Are you a new runner? Are your legs just fine, but you just can’t seem to control your breathing?Are you frustrated by more experienced runners who appear to run with little effort and with unlabored breathing that seems as normal as if they were standing still? You’re not alone. Most new runners experience the same frustration. Just know that many experienced runners also struggled with the same breathing issues when they first started.
Your body needs a good deep inhalation in order to get oxygen deep into the lungs where it can be transpired from the alveoli into the bloodstream. Better oxygenated blood means more oxygen getting to the muscle where it’s used to make energy. More energy means more endurance. Breathing rapidly doesn’t mean you’re getting in the needed oxygen, because rapid breathing often means shallow breathing.
So how do you get in control and unlock your lungs so your breathing doesn’t seem so labored? It takes practice. Breathing is such a natural thing that it feels quite unnatural to think about your breathing. But, spending a few runs focused on your breathing can ensure more enjoyable and relaxing runs.
A good breathing training technique for beginners to try starts with a walk.
1. Go for a one-minute walk. During the walk, focus on slow deep breathing. Concentrate on expanding your belly as you breathe. Keep an even breathing pattern during the walk. Pay attention to your stride. More than likely you’re taking multiple strides during each inhale as well as each exhale. Remember that a good exhale will clear the lungs of CO2 making room for more oxygen. Also focus on good posture. Walk with a “tall spine.” Keep your head up, but relax your shoulders. Slumped posture can actually decrease your lung capacity.
2. Now, pick up the pace for a one-minute brisk walk while maintaining the same deep even breathing pattern. It may take a little concentration to keep your breathing rate from increasing as you pick up the pace, but you’ll be surprised how easily you can actually control it by just paying a little attention to it.
3. Now, pick up the pace for a one-minute slow jog. Focus on keeping the same even breathing pattern. This may be a little more challenging, but you can do it. Pay attention to the number of strides your taking with each inhale and exhale. (To count a stride, just count each time your right foot hits the ground.)

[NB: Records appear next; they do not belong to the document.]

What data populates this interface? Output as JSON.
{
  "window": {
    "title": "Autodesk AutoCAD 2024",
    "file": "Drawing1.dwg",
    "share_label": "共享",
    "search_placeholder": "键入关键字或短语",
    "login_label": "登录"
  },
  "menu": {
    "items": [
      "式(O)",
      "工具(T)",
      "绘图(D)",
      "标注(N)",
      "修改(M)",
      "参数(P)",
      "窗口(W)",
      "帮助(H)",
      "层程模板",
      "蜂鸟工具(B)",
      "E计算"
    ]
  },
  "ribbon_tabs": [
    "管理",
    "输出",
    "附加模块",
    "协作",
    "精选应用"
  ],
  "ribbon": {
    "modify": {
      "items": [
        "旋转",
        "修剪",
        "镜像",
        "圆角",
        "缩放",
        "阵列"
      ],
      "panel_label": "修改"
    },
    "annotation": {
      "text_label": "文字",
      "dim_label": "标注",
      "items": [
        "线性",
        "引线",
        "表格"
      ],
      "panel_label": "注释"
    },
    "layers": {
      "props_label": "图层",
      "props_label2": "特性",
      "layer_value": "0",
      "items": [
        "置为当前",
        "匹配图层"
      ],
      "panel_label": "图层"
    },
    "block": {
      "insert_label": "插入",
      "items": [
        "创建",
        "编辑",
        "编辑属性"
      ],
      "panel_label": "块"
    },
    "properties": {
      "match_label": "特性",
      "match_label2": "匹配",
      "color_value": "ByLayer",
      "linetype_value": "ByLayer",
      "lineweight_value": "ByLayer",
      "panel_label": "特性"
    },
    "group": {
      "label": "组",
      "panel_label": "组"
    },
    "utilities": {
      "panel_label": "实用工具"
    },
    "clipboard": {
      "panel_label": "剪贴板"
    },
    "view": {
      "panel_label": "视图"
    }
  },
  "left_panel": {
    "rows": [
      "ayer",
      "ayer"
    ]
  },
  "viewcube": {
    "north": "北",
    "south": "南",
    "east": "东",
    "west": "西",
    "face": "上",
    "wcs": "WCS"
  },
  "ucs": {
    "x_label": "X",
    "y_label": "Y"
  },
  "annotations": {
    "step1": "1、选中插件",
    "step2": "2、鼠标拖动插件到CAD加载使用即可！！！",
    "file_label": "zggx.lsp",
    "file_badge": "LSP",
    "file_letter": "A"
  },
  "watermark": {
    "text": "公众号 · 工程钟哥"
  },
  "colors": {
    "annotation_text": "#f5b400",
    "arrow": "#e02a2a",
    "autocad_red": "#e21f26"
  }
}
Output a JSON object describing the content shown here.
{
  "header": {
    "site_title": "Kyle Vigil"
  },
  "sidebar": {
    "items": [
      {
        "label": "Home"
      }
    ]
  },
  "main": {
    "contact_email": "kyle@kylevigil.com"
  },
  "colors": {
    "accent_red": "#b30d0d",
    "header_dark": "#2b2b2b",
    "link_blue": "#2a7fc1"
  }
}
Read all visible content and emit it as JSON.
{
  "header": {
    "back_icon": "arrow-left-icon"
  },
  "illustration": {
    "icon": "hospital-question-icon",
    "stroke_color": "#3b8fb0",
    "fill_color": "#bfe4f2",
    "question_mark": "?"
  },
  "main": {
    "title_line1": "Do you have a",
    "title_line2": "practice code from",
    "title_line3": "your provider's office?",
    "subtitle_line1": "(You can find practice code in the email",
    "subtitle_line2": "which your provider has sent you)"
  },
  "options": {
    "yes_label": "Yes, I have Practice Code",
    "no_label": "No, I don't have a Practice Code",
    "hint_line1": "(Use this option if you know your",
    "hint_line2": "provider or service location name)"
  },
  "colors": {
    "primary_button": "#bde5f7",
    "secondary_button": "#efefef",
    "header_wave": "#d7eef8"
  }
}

4. Finally, pick up the pace to a one-minute run. Focus on keeping the same even breathing pattern you’ve been keeping since the walk. Take note of the number of strides your taking for each inhale and exhale. They may not be the same.
The first few times you try this exercise, you may find it challenging to keep that even breathing pattern through the progressively faster intervals. Keep practicing.
When you’re ready to try it with a “real run” begin by running at a slow pace. Focus on belly breathing as you take in a deep breath. Then release this breath with a good exhale. To make this easier, try inhaling over three strides and exhaling over three strides, making a complete breathing cycle six strides. There are no hard and fast rules. Depending on your stride, your inhale may take two to four strides and the exhale may take two to four strides (the inhale and exhale stride count doesn’t have to be equal). Remember, a good long exhale will clear the lungs of CO2 making room for more O2. If associating your breathing with your stride doesn’t work for you, try counting — one, two, three, inhale; one, two, three, exhale. With practice, this will become second nature and you will no longer need to count or keep track of strides.
Whichever technique you use, the main goal is to control your breathing so that you’re breathing from your diaphragm or “belly breathing.” Controlled, deep breathing will help prevent those annoying side stitches too. Belly breathing gets more oxygen into the blood stream, increases lung capacity and endurance. Once you have your breathing under control, you’ll experience more enjoyable runs. You’ll also be able to then focus on increasing your speed and/or distance.
By Thad McLaurin